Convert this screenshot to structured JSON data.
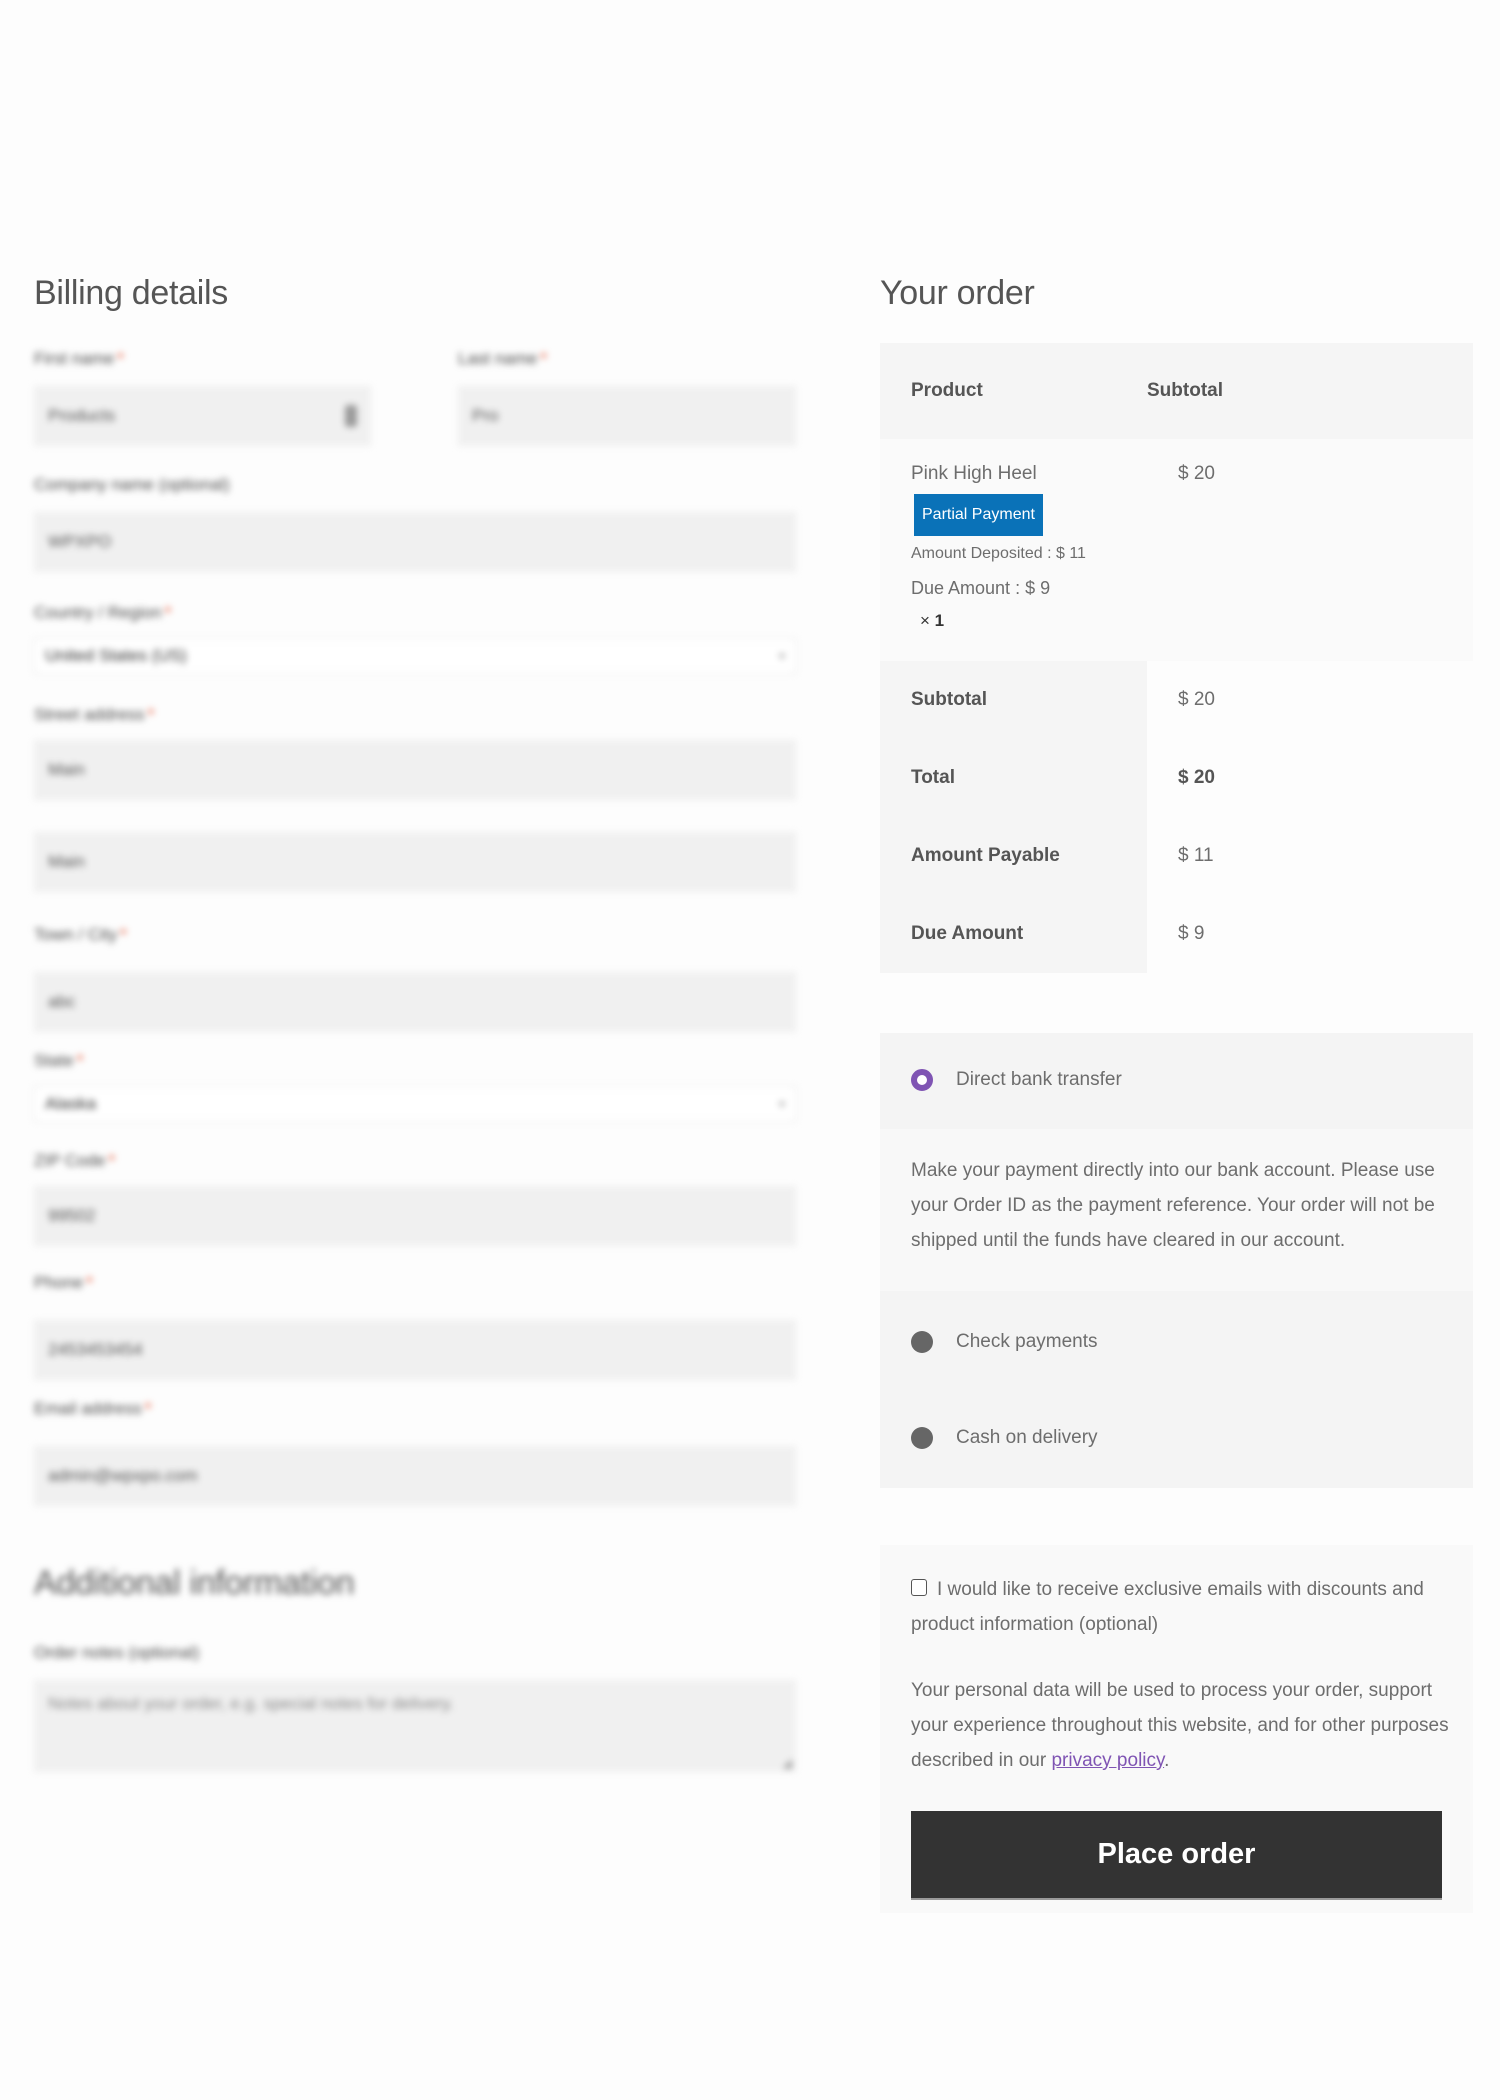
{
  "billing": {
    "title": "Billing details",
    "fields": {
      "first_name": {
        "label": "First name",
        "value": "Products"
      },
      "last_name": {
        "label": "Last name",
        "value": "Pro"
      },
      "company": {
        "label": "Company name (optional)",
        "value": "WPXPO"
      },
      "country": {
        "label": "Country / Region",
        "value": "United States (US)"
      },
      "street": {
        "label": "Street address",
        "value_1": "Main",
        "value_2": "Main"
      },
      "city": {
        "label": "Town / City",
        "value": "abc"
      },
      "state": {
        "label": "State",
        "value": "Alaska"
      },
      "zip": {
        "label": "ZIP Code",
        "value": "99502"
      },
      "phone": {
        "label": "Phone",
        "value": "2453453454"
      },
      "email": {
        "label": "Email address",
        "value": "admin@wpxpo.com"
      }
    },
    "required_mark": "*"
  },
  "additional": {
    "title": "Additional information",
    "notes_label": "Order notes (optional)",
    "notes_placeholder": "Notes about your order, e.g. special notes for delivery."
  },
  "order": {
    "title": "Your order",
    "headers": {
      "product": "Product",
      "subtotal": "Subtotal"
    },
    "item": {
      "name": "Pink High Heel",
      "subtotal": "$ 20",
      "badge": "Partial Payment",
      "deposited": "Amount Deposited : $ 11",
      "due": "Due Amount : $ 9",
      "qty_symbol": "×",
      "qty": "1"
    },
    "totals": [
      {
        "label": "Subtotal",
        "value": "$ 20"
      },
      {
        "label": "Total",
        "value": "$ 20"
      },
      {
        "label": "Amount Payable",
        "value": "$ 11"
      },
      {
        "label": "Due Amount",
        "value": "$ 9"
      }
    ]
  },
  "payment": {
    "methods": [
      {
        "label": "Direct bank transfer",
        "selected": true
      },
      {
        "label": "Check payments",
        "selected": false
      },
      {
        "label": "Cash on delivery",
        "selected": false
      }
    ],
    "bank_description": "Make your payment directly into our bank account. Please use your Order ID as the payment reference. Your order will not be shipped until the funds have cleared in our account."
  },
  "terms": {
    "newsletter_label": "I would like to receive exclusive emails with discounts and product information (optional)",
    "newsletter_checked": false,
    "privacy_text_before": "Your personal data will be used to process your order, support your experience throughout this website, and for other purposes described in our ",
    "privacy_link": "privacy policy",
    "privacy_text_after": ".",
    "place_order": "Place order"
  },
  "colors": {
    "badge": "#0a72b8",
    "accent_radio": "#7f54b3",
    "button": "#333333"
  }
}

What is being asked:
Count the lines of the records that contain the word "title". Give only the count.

Expected answer:
3